▶ [DATA TO EXAMINE]
■ ■ ■ ■ ■ ■ ■

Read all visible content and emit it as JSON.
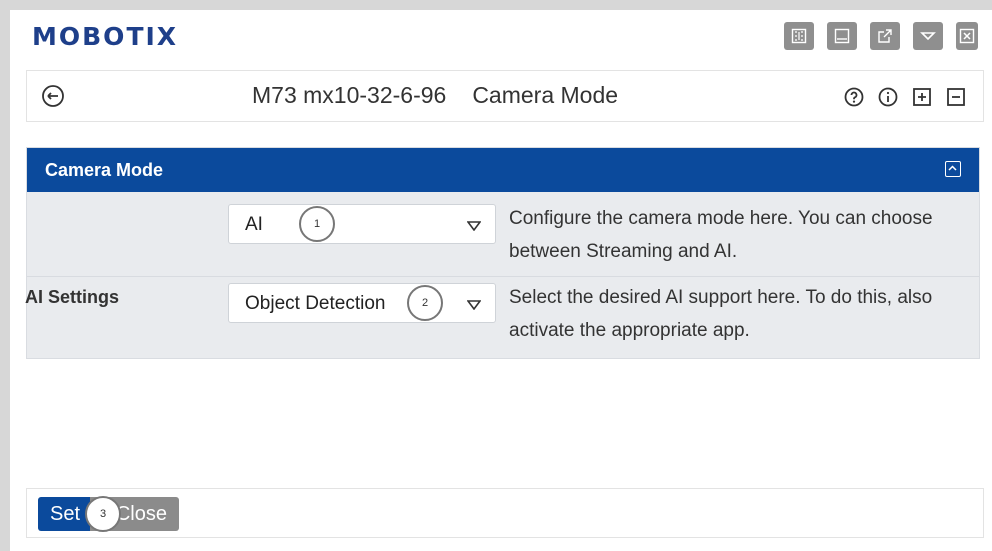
{
  "app": {
    "logo_text": "MOBOTIX"
  },
  "toolbar": {
    "icons": [
      "grid-view-icon",
      "panel-icon",
      "external-link-icon",
      "dropdown-icon",
      "close-window-icon"
    ]
  },
  "header": {
    "camera_name": "M73 mx10-32-6-96",
    "page_title": "Camera Mode",
    "icons": [
      "help-icon",
      "info-icon",
      "expand-all-icon",
      "collapse-all-icon"
    ]
  },
  "panel": {
    "title": "Camera Mode",
    "rows": [
      {
        "label": "",
        "select_value": "AI",
        "callout": "1",
        "description": "Configure the camera mode here. You can choose between Streaming and AI."
      },
      {
        "label": "AI Settings",
        "select_value": "Object Detection",
        "callout": "2",
        "description": "Select the desired AI support here. To do this, also activate the appropriate app."
      }
    ]
  },
  "footer": {
    "set_label": "Set",
    "close_label": "Close",
    "callout": "3"
  },
  "colors": {
    "brand_blue": "#0b4a9c",
    "logo_blue": "#1e3f8a",
    "icon_gray": "#8f8f8f",
    "panel_bg": "#e9ebee"
  }
}
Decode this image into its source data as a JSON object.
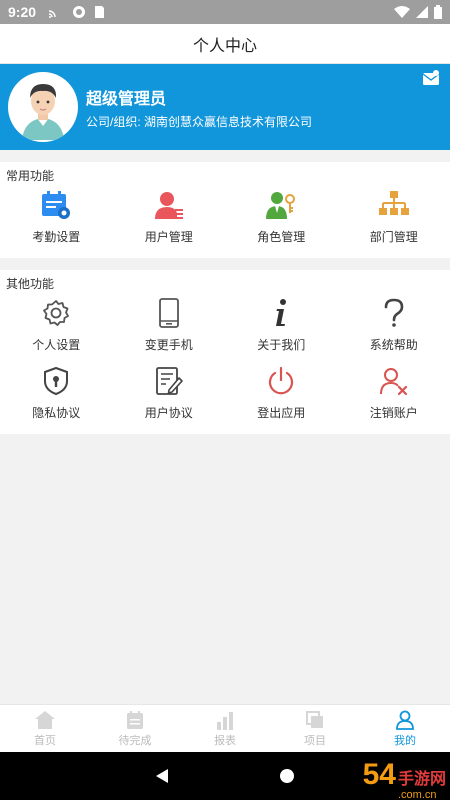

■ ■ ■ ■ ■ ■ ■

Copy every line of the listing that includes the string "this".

        "description": "Select the desired AI support here. To do this, also activate the appropriate app."
Decode this image into its source data as a JSON object.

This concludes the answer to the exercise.